Biorobotics Laboratory BioRob

Biped Locomotion and Stability

a Practical Approach

Biped locomotion has proven to be a very hard problem to solve. At current date, there exists no humanoid robot that can move as dynamic and robust as humans do. Even though there has been much research and certainly some interesting progress in biped locomotion, there is certainly no single solution that provides robots with the same capabilities as humans. What seems to be especially lacking is a quantitative method for comparing dierent solutions. In this work a general method for designing a locomotion controller, independent of the type of robot, is presented. Three distinct stages are identified: Designing the nominal gait, finding a proper encoding of the nominal gait and augmenting the nominal gait to provide stabilization. A nominal gait was successfully evolved using Particle Swarm Optimization algorithms. The nominal gait was encoded into a CPG Network which represents the controller as a dynamical system. Furthermore, a general framework of measuring stability, independent of robot and controller is defined. This allows quantitative comparison of controllers, feedback integration and gaits.

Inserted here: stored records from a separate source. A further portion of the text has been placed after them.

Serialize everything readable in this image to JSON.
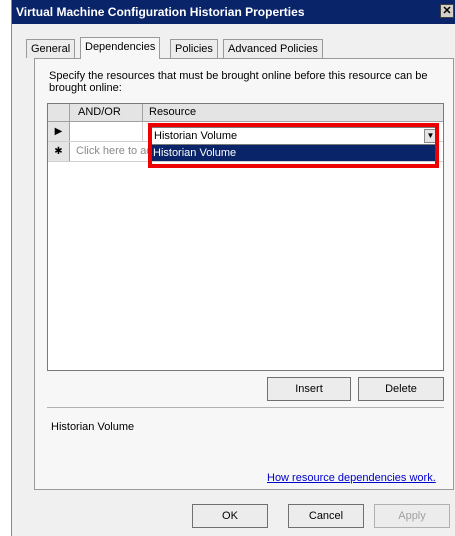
{
  "window": {
    "title": "Virtual Machine Configuration Historian Properties",
    "close_glyph": "✕"
  },
  "tabs": [
    {
      "label": "General",
      "active": false
    },
    {
      "label": "Dependencies",
      "active": true
    },
    {
      "label": "Policies",
      "active": false
    },
    {
      "label": "Advanced Policies",
      "active": false
    }
  ],
  "dependencies": {
    "description": "Specify the resources that must be brought online before this resource can be brought online:",
    "grid": {
      "columns": [
        "AND/OR",
        "Resource"
      ],
      "rows": [
        {
          "row_marker": "▶",
          "and_or": "",
          "resource": "Historian Volume"
        }
      ],
      "new_row_marker": "✱",
      "new_row_text": "Click here to ad",
      "dropdown_option": "Historian Volume"
    },
    "insert_label": "Insert",
    "delete_label": "Delete",
    "selected_resource": "Historian Volume",
    "help_link": "How resource dependencies work."
  },
  "footer": {
    "ok_label": "OK",
    "cancel_label": "Cancel",
    "apply_label": "Apply"
  },
  "colors": {
    "title_bar": "#0a246a",
    "highlight_box": "#ee0000",
    "link": "#0000cc"
  }
}
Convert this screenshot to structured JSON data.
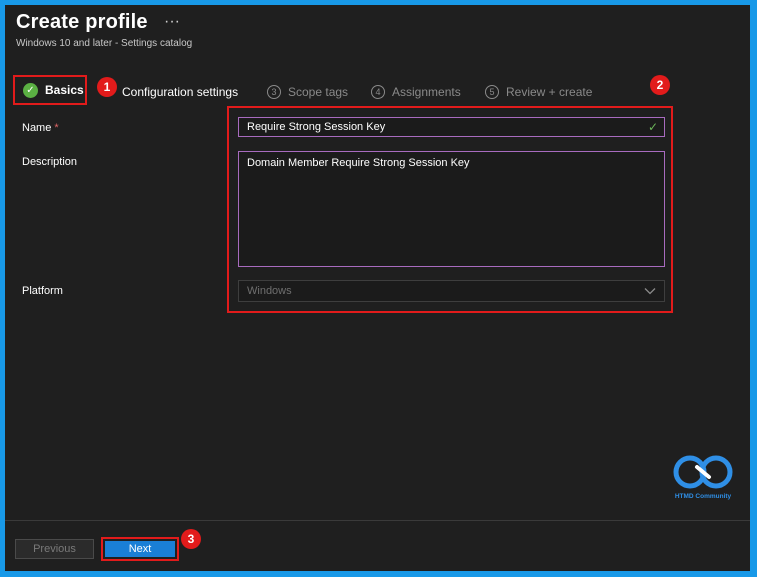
{
  "header": {
    "title": "Create profile",
    "more": "···",
    "subtitle": "Windows 10 and later - Settings catalog"
  },
  "steps": {
    "basics": "Basics",
    "configuration": "Configuration settings",
    "scope": {
      "num": "3",
      "label": "Scope tags"
    },
    "assignments": {
      "num": "4",
      "label": "Assignments"
    },
    "review": {
      "num": "5",
      "label": "Review + create"
    }
  },
  "annotations": {
    "one": "1",
    "two": "2",
    "three": "3"
  },
  "form": {
    "name_label": "Name",
    "required_mark": "*",
    "name_value": "Require Strong Session Key",
    "description_label": "Description",
    "description_value": "Domain Member Require Strong Session Key",
    "platform_label": "Platform",
    "platform_value": "Windows"
  },
  "logo": {
    "text": "HTMD Community"
  },
  "footer": {
    "previous": "Previous",
    "next": "Next"
  },
  "colors": {
    "frame_border": "#1899e8",
    "background": "#1f1f1f",
    "annotation_red": "#e21b1b",
    "success_green": "#5bb043",
    "input_focus_border": "#a86bbf",
    "primary_button": "#1a7fd6"
  }
}
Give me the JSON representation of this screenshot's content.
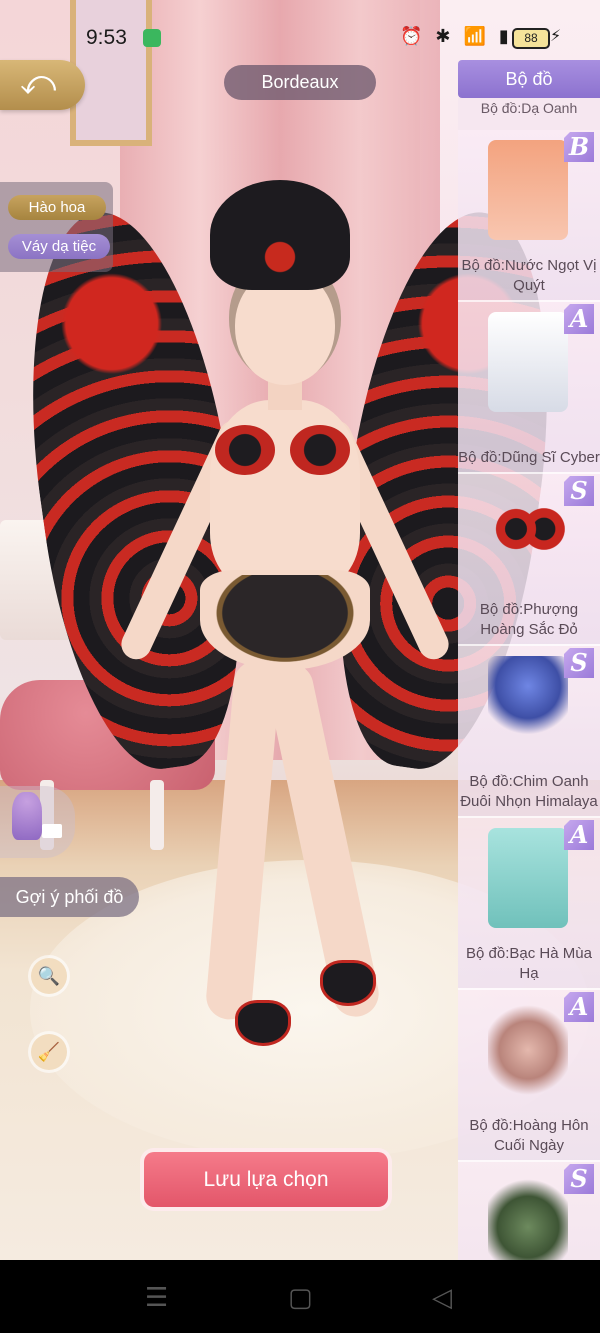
{
  "status_bar": {
    "time": "9:53",
    "icons": "⏰ ✱ 📶 ▮▮",
    "battery": "88",
    "charging": "⚡"
  },
  "header": {
    "back_icon": "back-arrow-icon",
    "title": "Bordeaux"
  },
  "tags": [
    "Hào hoa",
    "Váy dạ tiệc"
  ],
  "left_tools": {
    "suggest_label": "Gợi ý phối đồ",
    "search_icon": "🔍",
    "clean_icon": "🧹"
  },
  "save_label": "Lưu lựa chọn",
  "panel": {
    "title": "Bộ đồ",
    "previous_item_label": "Bộ đồ:Dạ Oanh",
    "items": [
      {
        "grade": "B",
        "label": "Bộ đồ:Nước Ngọt Vị Quýt",
        "color": "#f3a37f"
      },
      {
        "grade": "A",
        "label": "Bộ đồ:Dũng Sĩ Cyber",
        "color": "#e9ecf2"
      },
      {
        "grade": "S",
        "label": "Bộ đồ:Phượng Hoàng Sắc Đỏ",
        "color": "#c8261f"
      },
      {
        "grade": "S",
        "label": "Bộ đồ:Chim Oanh Đuôi Nhọn Himalaya",
        "color": "#5a72d6"
      },
      {
        "grade": "A",
        "label": "Bộ đồ:Bạc Hà Mùa Hạ",
        "color": "#8fd7d2"
      },
      {
        "grade": "A",
        "label": "Bộ đồ:Hoàng Hôn Cuối Ngày",
        "color": "#e4b8ad"
      },
      {
        "grade": "S",
        "label": "",
        "color": "#6d8a5e"
      }
    ]
  },
  "nav_bar": {
    "menu": "☰",
    "home": "▢",
    "back": "◁"
  }
}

Within this framework, stability of the nominal gait was compared with integration of feedback into the CPG. A significant improvement of stability under external perturbation was achieved using simple feedback.